[Records for this exercise]
_ _ _ _ _
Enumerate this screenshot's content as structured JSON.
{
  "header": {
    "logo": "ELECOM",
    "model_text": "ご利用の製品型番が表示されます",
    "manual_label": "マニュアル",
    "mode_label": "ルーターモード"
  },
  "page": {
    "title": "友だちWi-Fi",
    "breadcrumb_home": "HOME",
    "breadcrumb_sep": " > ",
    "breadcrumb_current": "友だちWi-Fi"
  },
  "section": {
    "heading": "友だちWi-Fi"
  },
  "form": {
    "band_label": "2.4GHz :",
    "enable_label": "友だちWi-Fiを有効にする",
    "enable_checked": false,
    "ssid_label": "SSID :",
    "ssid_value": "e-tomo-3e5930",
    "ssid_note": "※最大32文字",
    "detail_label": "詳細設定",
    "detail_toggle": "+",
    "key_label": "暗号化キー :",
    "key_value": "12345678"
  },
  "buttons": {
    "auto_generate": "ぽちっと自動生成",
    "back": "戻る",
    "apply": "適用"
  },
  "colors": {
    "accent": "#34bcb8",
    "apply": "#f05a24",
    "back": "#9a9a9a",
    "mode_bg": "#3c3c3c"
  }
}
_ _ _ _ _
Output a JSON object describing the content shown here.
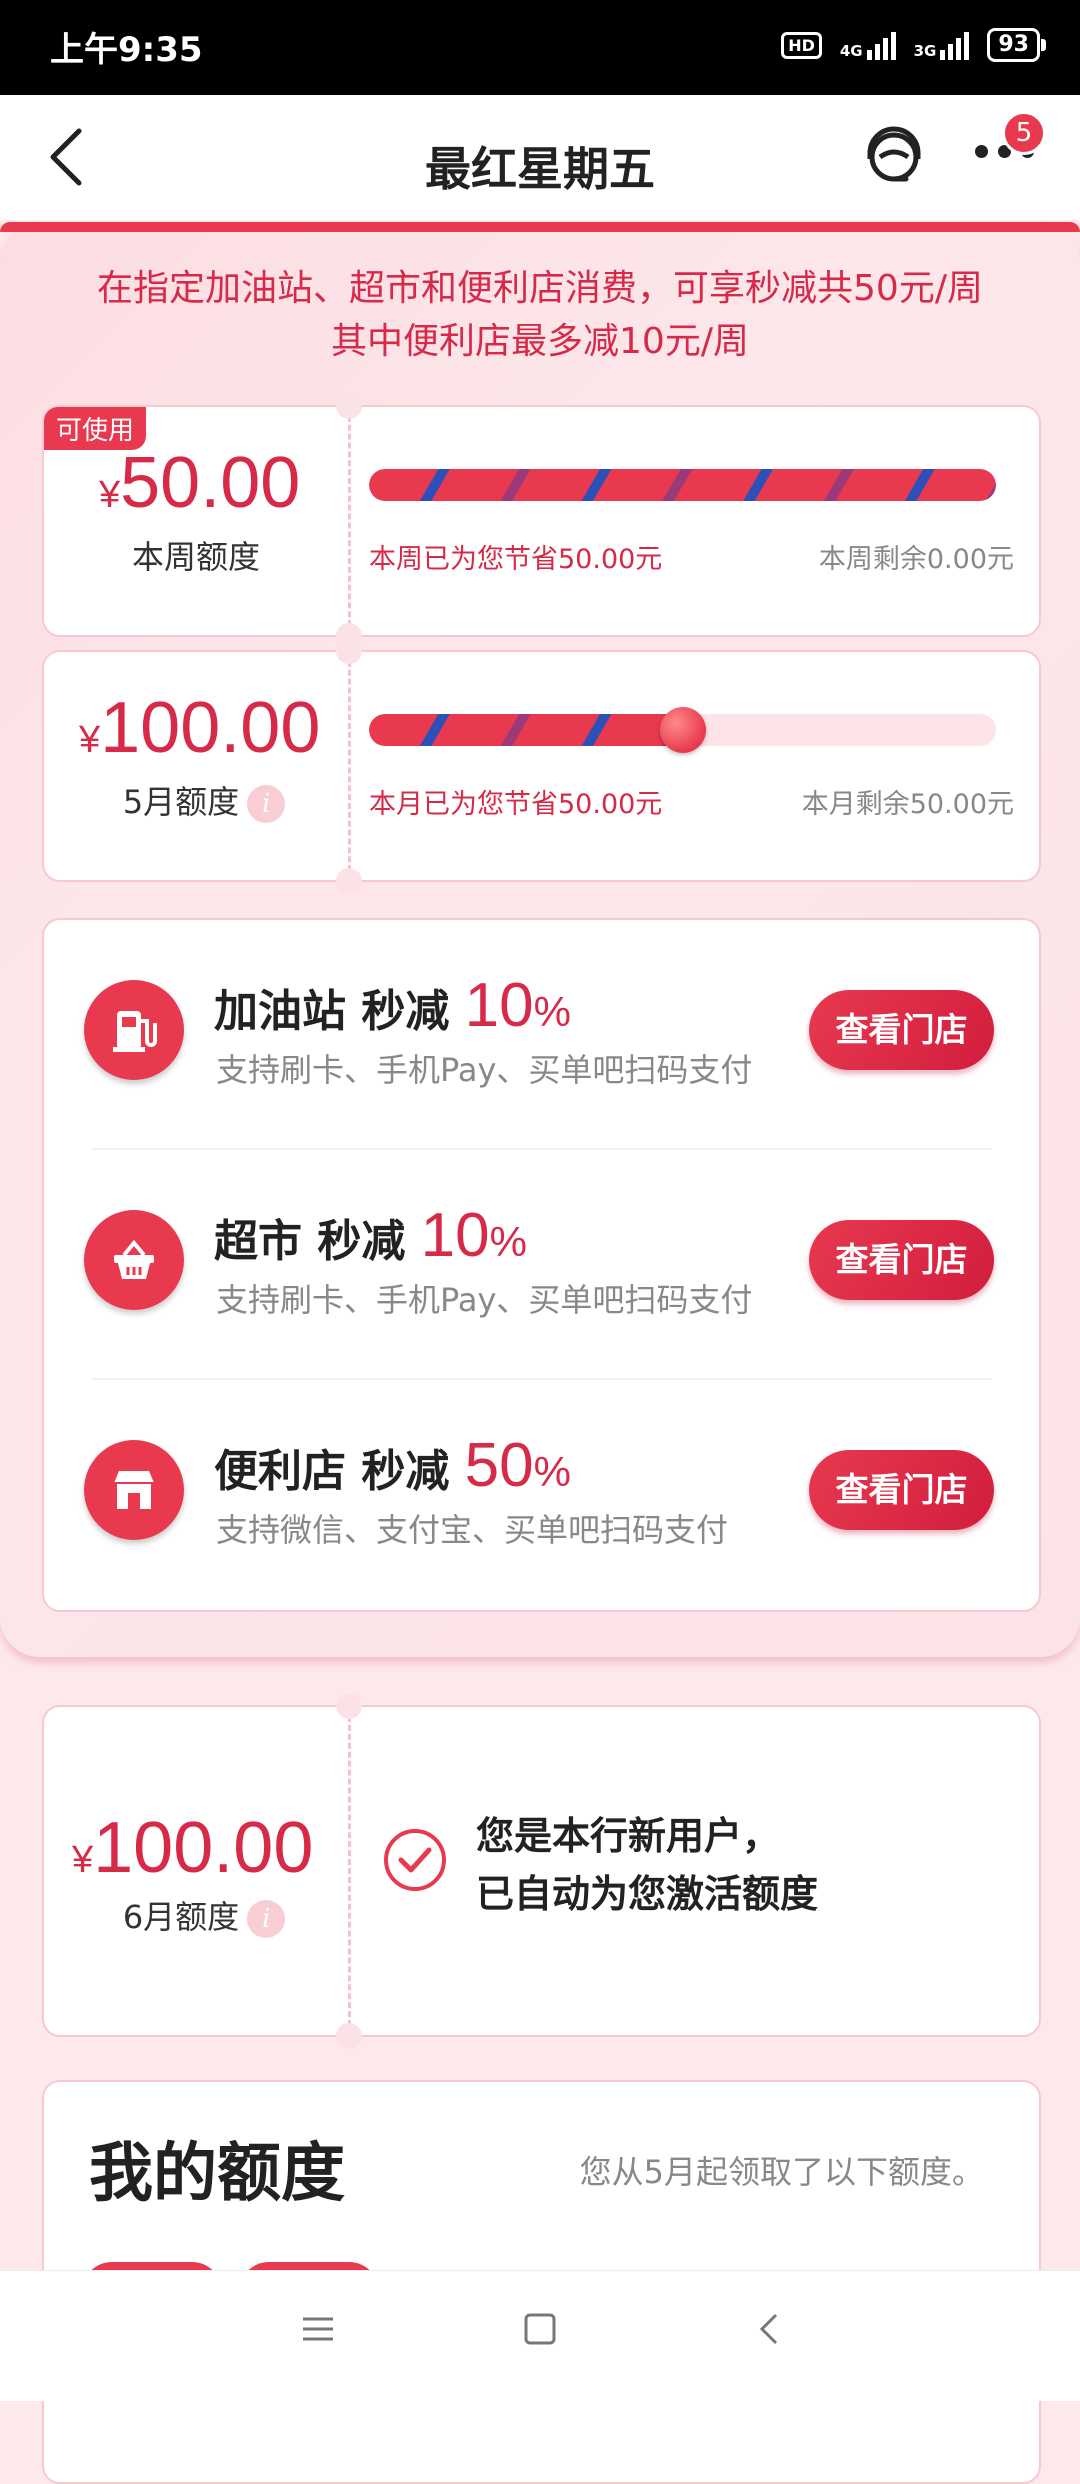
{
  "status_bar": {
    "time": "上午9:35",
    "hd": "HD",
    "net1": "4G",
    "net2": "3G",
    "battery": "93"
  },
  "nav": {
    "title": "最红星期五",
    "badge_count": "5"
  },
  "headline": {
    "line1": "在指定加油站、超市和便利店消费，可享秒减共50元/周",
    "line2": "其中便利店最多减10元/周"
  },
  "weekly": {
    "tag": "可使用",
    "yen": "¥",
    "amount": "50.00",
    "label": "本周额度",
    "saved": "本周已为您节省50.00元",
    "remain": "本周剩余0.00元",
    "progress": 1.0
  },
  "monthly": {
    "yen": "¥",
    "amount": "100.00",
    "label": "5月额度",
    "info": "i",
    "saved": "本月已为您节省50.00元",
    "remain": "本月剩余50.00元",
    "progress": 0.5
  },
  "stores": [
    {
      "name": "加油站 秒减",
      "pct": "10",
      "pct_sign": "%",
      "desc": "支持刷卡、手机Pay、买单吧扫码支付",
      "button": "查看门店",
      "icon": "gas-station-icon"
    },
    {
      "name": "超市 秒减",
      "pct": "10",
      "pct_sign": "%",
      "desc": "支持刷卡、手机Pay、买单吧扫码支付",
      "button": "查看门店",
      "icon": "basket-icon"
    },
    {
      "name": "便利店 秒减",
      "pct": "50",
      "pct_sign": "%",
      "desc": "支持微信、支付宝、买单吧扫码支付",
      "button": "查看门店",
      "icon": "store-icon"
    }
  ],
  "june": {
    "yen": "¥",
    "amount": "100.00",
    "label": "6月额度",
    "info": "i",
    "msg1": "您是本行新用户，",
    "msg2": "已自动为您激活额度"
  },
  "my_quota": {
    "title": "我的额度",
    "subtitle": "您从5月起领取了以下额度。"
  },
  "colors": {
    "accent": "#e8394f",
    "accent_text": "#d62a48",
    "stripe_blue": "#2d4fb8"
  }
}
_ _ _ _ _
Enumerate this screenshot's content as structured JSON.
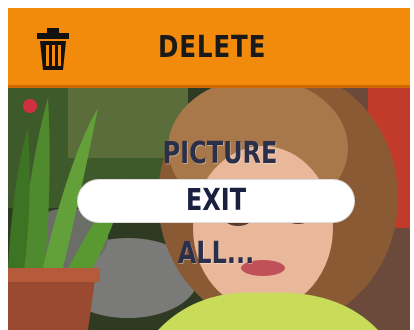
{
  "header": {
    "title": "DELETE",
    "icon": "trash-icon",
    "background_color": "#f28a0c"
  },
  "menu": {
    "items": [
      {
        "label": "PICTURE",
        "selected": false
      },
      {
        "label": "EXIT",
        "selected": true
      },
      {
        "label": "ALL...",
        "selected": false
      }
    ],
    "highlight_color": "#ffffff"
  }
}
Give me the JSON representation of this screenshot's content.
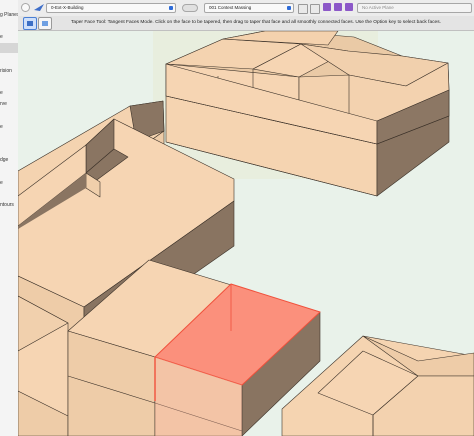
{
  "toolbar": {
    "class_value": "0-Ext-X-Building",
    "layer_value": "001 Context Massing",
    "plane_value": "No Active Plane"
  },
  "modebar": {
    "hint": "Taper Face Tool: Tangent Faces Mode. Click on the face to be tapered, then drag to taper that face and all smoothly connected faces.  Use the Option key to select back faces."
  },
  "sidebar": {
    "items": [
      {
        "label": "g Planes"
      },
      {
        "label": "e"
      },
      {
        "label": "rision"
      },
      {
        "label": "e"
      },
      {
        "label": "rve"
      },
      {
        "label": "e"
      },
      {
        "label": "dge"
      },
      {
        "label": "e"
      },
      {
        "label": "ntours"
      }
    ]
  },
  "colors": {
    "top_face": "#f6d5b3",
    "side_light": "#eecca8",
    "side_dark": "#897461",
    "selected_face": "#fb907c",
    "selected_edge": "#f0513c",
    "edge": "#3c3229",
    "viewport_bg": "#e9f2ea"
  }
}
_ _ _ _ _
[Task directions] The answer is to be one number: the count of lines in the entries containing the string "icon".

[Output below] 4